> EXTRACTED INFORMATION
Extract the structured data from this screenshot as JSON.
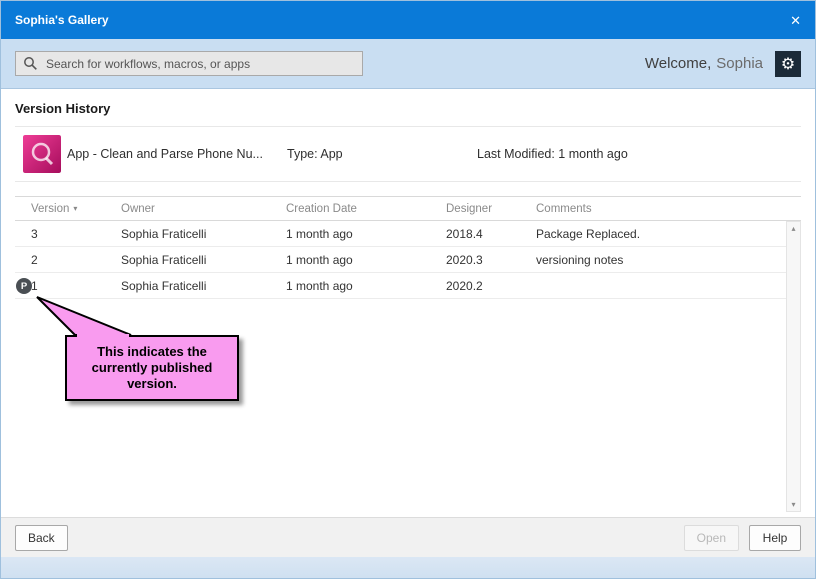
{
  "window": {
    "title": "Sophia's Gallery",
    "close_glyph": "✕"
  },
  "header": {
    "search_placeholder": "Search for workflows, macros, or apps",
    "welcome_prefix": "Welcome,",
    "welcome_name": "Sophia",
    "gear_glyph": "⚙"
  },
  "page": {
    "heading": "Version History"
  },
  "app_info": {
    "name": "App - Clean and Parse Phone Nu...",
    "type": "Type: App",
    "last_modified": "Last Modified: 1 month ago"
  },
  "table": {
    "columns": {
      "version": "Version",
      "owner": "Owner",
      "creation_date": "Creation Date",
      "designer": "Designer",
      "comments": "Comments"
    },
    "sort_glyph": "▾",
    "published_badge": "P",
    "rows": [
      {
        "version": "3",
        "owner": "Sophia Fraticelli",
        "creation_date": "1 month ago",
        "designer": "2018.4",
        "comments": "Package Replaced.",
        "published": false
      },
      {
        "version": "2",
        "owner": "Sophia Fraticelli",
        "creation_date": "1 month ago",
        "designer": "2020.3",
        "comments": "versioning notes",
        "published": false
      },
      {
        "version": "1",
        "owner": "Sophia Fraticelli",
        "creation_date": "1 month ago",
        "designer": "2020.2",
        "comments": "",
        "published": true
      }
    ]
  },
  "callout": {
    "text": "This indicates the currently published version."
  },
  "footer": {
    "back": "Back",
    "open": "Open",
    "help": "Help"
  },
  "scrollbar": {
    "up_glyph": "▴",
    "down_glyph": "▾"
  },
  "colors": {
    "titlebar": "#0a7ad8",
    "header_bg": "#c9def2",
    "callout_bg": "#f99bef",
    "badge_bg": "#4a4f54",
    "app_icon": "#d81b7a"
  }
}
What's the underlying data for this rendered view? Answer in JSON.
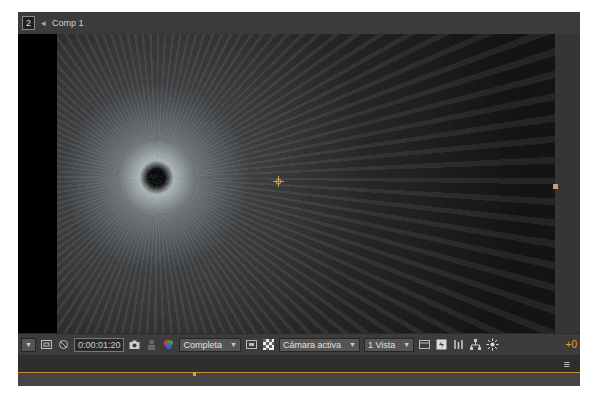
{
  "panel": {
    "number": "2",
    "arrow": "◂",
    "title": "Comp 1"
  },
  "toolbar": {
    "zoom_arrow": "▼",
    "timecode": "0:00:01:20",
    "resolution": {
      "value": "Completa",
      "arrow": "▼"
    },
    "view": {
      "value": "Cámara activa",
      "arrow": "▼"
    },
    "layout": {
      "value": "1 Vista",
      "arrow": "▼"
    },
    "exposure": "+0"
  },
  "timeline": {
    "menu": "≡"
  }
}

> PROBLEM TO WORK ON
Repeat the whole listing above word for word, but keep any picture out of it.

> RESPONSE TO THE EXERCISE
Extract the structured data from this screenshot as JSON.
{
  "window": {
    "title": "Sophia's Gallery",
    "close_glyph": "✕"
  },
  "header": {
    "search_placeholder": "Search for workflows, macros, or apps",
    "welcome_prefix": "Welcome,",
    "welcome_name": "Sophia",
    "gear_glyph": "⚙"
  },
  "page": {
    "heading": "Version History"
  },
  "app_info": {
    "name": "App - Clean and Parse Phone Nu...",
    "type": "Type: App",
    "last_modified": "Last Modified: 1 month ago"
  },
  "table": {
    "columns": {
      "version": "Version",
      "owner": "Owner",
      "creation_date": "Creation Date",
      "designer": "Designer",
      "comments": "Comments"
    },
    "sort_glyph": "▾",
    "published_badge": "P",
    "rows": [
      {
        "version": "3",
        "owner": "Sophia Fraticelli",
        "creation_date": "1 month ago",
        "designer": "2018.4",
        "comments": "Package Replaced.",
        "published": false
      },
      {
        "version": "2",
        "owner": "Sophia Fraticelli",
        "creation_date": "1 month ago",
        "designer": "2020.3",
        "comments": "versioning notes",
        "published": false
      },
      {
        "version": "1",
        "owner": "Sophia Fraticelli",
        "creation_date": "1 month ago",
        "designer": "2020.2",
        "comments": "",
        "published": true
      }
    ]
  },
  "callout": {
    "text": "This indicates the currently published version."
  },
  "footer": {
    "back": "Back",
    "open": "Open",
    "help": "Help"
  },
  "scrollbar": {
    "up_glyph": "▴",
    "down_glyph": "▾"
  },
  "colors": {
    "titlebar": "#0a7ad8",
    "header_bg": "#c9def2",
    "callout_bg": "#f99bef",
    "badge_bg": "#4a4f54",
    "app_icon": "#d81b7a"
  }
}
What's the underlying data for this rendered view? Answer in JSON.
{
  "panel": {
    "number": "2",
    "arrow": "◂",
    "title": "Comp 1"
  },
  "toolbar": {
    "zoom_arrow": "▼",
    "timecode": "0:00:01:20",
    "resolution": {
      "value": "Completa",
      "arrow": "▼"
    },
    "view": {
      "value": "Cámara activa",
      "arrow": "▼"
    },
    "layout": {
      "value": "1 Vista",
      "arrow": "▼"
    },
    "exposure": "+0"
  },
  "timeline": {
    "menu": "≡"
  }
}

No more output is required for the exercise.